Many solo entrepreneurs in Illinois choose to operate their businesses as sole proprietorships. Others decide to register a company with the Secretary of State. Both methods are valuable. While a sole proprietorship can be simpler to manage, an LLC can offer you more personal protections.
Some businesses may not need an LLC. If you sell handmade clothing items occasionally through an Etsy account, you may prefer to operate a sole proprietorship. The side income is nice, but you also have a full-time job. You probably do not need to file for an LLC in this case.
The protections an LLC offers may be vital to some individuals. A limited liability company affords the owner some liability protection for his or her personal assets. For example, imagine you are a licensed massage therapist with a registered single-member LLC. You accidentally injure someone during a massage, and he or she decides to sue you. The lawsuit might bankrupt your business but cannot touch your personal assets.
The handmade craft maker is unlikely to face a lawsuit. An unsatisfied customer may demand a refund but has no reason to sue. If the massage therapist has a sole proprietorship, all personal assets could be at risk during the lawsuit.
According to the Illinois Department of Revenue, you can own a single-member LLC but still file your taxes as a sole proprietor.

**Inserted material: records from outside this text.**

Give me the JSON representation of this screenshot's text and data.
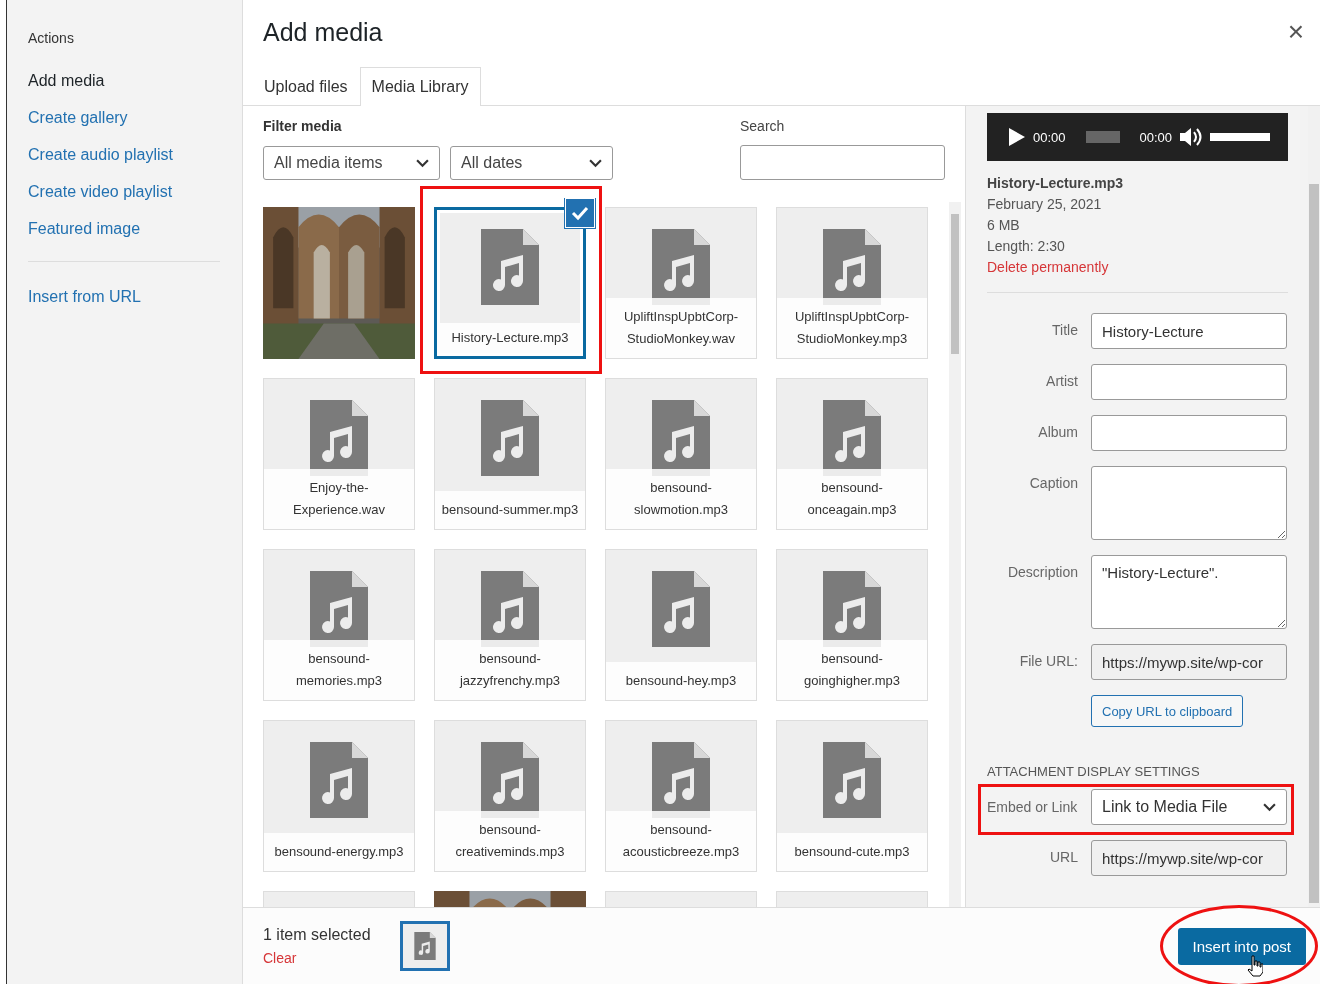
{
  "sidebar": {
    "heading": "Actions",
    "items": [
      {
        "label": "Add media",
        "selected": true
      },
      {
        "label": "Create gallery",
        "selected": false
      },
      {
        "label": "Create audio playlist",
        "selected": false
      },
      {
        "label": "Create video playlist",
        "selected": false
      },
      {
        "label": "Featured image",
        "selected": false
      }
    ],
    "extra_items": [
      {
        "label": "Insert from URL",
        "selected": false
      }
    ]
  },
  "header": {
    "title": "Add media",
    "close": "×"
  },
  "tabs": [
    {
      "label": "Upload files",
      "selected": false
    },
    {
      "label": "Media Library",
      "selected": true
    }
  ],
  "filter": {
    "label": "Filter media",
    "type_select": "All media items",
    "date_select": "All dates",
    "search_label": "Search"
  },
  "items": [
    {
      "kind": "picture",
      "selected": false
    },
    {
      "kind": "audio",
      "name": "History-Lecture.mp3",
      "selected": true
    },
    {
      "kind": "audio",
      "name": "UpliftInspUpbtCorp-StudioMonkey.wav",
      "selected": false
    },
    {
      "kind": "audio",
      "name": "UpliftInspUpbtCorp-StudioMonkey.mp3",
      "selected": false
    },
    {
      "kind": "audio",
      "name": "Enjoy-the-Experience.wav",
      "selected": false
    },
    {
      "kind": "audio",
      "name": "bensound-summer.mp3",
      "selected": false
    },
    {
      "kind": "audio",
      "name": "bensound-slowmotion.mp3",
      "selected": false
    },
    {
      "kind": "audio",
      "name": "bensound-onceagain.mp3",
      "selected": false
    },
    {
      "kind": "audio",
      "name": "bensound-memories.mp3",
      "selected": false
    },
    {
      "kind": "audio",
      "name": "bensound-jazzyfrenchy.mp3",
      "selected": false
    },
    {
      "kind": "audio",
      "name": "bensound-hey.mp3",
      "selected": false
    },
    {
      "kind": "audio",
      "name": "bensound-goinghigher.mp3",
      "selected": false
    },
    {
      "kind": "audio",
      "name": "bensound-energy.mp3",
      "selected": false
    },
    {
      "kind": "audio",
      "name": "bensound-creativeminds.mp3",
      "selected": false
    },
    {
      "kind": "audio",
      "name": "bensound-acousticbreeze.mp3",
      "selected": false
    },
    {
      "kind": "audio",
      "name": "bensound-cute.mp3",
      "selected": false
    },
    {
      "kind": "audio",
      "selected": false
    },
    {
      "kind": "picture",
      "selected": false
    },
    {
      "kind": "audio",
      "selected": false
    },
    {
      "kind": "audio",
      "selected": false
    }
  ],
  "details": {
    "player": {
      "current": "00:00",
      "progress": {
        "level": 0
      },
      "duration": "00:00",
      "volume": {
        "level": 1
      }
    },
    "filename": "History-Lecture.mp3",
    "date": "February 25, 2021",
    "size": "6 MB",
    "length": "Length: 2:30",
    "delete": "Delete permanently",
    "fields": [
      {
        "label": "Title",
        "kind": "input",
        "value": "History-Lecture"
      },
      {
        "label": "Artist",
        "kind": "input"
      },
      {
        "label": "Album",
        "kind": "input"
      },
      {
        "label": "Caption",
        "kind": "textarea"
      },
      {
        "label": "Description",
        "kind": "textarea",
        "value": "\"History-Lecture\"."
      },
      {
        "label": "File URL:",
        "kind": "readonly",
        "value": "https://mywp.site/wp-cor"
      }
    ],
    "copy_button": "Copy URL to clipboard",
    "settings_heading": "ATTACHMENT DISPLAY SETTINGS",
    "embed": {
      "label": "Embed or Link",
      "value": "Link to Media File"
    },
    "url": {
      "label": "URL",
      "value": "https://mywp.site/wp-cor"
    }
  },
  "toolbar": {
    "selection": "1 item selected",
    "clear": "Clear",
    "insert_button": "Insert into post"
  }
}
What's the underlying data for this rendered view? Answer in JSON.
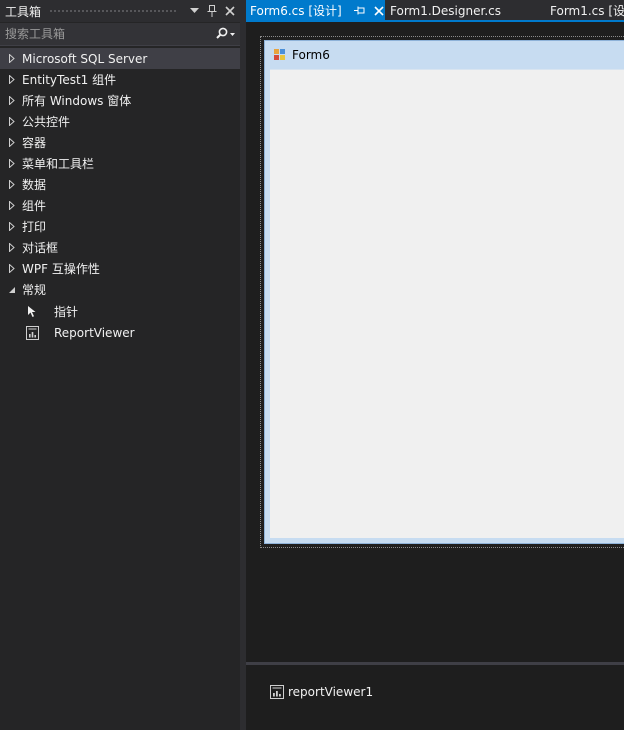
{
  "toolbox": {
    "title": "工具箱",
    "search_placeholder": "搜索工具箱",
    "groups": [
      {
        "label": "Microsoft SQL Server",
        "expanded": false,
        "selected": true
      },
      {
        "label": "EntityTest1 组件",
        "expanded": false
      },
      {
        "label": "所有 Windows 窗体",
        "expanded": false
      },
      {
        "label": "公共控件",
        "expanded": false
      },
      {
        "label": "容器",
        "expanded": false
      },
      {
        "label": "菜单和工具栏",
        "expanded": false
      },
      {
        "label": "数据",
        "expanded": false
      },
      {
        "label": "组件",
        "expanded": false
      },
      {
        "label": "打印",
        "expanded": false
      },
      {
        "label": "对话框",
        "expanded": false
      },
      {
        "label": "WPF 互操作性",
        "expanded": false
      },
      {
        "label": "常规",
        "expanded": true
      }
    ],
    "general_items": [
      {
        "label": "指针",
        "icon": "pointer-icon"
      },
      {
        "label": "ReportViewer",
        "icon": "report-viewer-icon"
      }
    ]
  },
  "tabs": [
    {
      "label": "Form6.cs [设计]",
      "active": true
    },
    {
      "label": "Form1.Designer.cs",
      "active": false
    },
    {
      "label": "Form1.cs [设",
      "active": false
    }
  ],
  "designer": {
    "form_title": "Form6",
    "tray_component": "reportViewer1"
  },
  "colors": {
    "accent": "#007acc",
    "panel_bg": "#252526",
    "editor_bg": "#1e1e1e",
    "form_frame": "#c7dcf1",
    "form_client": "#f0f0f0"
  }
}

You report all your business income on the standard individual Illinois tax return. Other LLCs, such as partnerships, corporations and S Corporations, have different tax requirements.

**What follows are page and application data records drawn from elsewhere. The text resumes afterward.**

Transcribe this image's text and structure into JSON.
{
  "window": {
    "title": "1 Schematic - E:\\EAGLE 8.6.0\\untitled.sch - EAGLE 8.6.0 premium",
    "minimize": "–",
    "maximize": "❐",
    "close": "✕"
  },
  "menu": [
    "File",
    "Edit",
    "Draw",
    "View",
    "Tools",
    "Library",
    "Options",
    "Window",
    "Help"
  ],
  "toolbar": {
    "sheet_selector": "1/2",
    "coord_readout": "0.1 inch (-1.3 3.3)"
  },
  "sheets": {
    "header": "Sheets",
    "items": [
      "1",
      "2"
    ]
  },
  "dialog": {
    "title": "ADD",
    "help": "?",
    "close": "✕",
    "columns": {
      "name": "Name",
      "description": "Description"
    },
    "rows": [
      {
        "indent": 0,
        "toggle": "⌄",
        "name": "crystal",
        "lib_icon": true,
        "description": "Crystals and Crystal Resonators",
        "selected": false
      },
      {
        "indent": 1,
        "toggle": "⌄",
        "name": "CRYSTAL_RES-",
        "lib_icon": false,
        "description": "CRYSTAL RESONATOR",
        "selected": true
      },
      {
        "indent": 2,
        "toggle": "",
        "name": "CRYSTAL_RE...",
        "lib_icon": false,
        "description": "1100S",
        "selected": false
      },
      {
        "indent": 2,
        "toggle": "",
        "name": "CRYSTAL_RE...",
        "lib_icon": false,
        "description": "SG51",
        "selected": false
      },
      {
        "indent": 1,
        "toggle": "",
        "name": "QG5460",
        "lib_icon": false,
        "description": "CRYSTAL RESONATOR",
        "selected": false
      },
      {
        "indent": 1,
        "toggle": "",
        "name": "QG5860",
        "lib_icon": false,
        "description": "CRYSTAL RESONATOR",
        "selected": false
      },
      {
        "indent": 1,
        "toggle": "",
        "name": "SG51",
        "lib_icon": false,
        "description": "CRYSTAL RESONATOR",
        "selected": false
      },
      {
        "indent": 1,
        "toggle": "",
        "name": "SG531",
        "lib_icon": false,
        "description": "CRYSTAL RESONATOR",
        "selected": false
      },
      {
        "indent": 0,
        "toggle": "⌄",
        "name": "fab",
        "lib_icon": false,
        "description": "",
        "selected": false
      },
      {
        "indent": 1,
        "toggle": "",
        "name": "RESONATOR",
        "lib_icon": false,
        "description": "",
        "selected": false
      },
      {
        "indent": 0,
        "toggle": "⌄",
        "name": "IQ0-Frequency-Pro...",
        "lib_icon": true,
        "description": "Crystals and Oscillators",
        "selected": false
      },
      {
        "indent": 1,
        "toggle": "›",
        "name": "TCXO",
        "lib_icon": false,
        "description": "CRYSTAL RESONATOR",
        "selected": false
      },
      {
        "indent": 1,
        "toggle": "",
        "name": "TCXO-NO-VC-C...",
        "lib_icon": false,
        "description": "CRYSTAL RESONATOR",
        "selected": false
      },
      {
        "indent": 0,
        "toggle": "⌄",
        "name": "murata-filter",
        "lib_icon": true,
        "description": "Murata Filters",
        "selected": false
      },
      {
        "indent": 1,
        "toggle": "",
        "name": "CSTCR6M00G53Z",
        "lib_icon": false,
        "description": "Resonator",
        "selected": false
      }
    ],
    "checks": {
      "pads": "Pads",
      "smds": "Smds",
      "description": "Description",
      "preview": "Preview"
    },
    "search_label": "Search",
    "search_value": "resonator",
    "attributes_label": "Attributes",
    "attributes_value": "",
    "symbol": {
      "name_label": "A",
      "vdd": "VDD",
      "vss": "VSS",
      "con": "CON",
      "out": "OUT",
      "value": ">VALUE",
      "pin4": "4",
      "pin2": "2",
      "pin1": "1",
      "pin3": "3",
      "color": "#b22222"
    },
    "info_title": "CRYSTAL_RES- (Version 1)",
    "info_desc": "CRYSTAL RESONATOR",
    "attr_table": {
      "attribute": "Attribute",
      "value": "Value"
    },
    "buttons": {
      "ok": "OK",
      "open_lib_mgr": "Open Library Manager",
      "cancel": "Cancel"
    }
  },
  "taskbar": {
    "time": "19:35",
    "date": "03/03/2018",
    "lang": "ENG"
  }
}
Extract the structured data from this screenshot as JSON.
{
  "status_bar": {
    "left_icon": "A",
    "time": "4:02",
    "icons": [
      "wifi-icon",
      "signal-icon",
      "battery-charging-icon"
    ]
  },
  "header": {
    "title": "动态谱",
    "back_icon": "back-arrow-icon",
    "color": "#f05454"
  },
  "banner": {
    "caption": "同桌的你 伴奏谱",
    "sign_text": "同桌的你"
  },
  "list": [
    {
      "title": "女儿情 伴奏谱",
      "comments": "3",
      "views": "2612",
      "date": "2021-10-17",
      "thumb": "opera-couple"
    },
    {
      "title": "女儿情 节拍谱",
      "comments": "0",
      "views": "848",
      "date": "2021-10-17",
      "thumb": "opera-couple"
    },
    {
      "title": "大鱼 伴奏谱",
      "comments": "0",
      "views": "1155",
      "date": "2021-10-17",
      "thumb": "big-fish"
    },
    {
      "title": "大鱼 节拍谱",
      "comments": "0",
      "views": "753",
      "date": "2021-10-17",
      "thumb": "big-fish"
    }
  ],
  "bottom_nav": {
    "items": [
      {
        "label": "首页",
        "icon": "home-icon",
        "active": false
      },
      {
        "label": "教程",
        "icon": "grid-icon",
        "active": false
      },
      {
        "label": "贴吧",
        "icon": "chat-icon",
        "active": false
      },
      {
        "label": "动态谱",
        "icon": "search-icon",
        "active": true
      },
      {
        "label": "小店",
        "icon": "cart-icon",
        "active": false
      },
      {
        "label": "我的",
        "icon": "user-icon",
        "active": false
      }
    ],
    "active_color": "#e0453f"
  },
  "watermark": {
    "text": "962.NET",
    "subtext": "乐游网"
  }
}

This information is educational and is not intended as legal advice.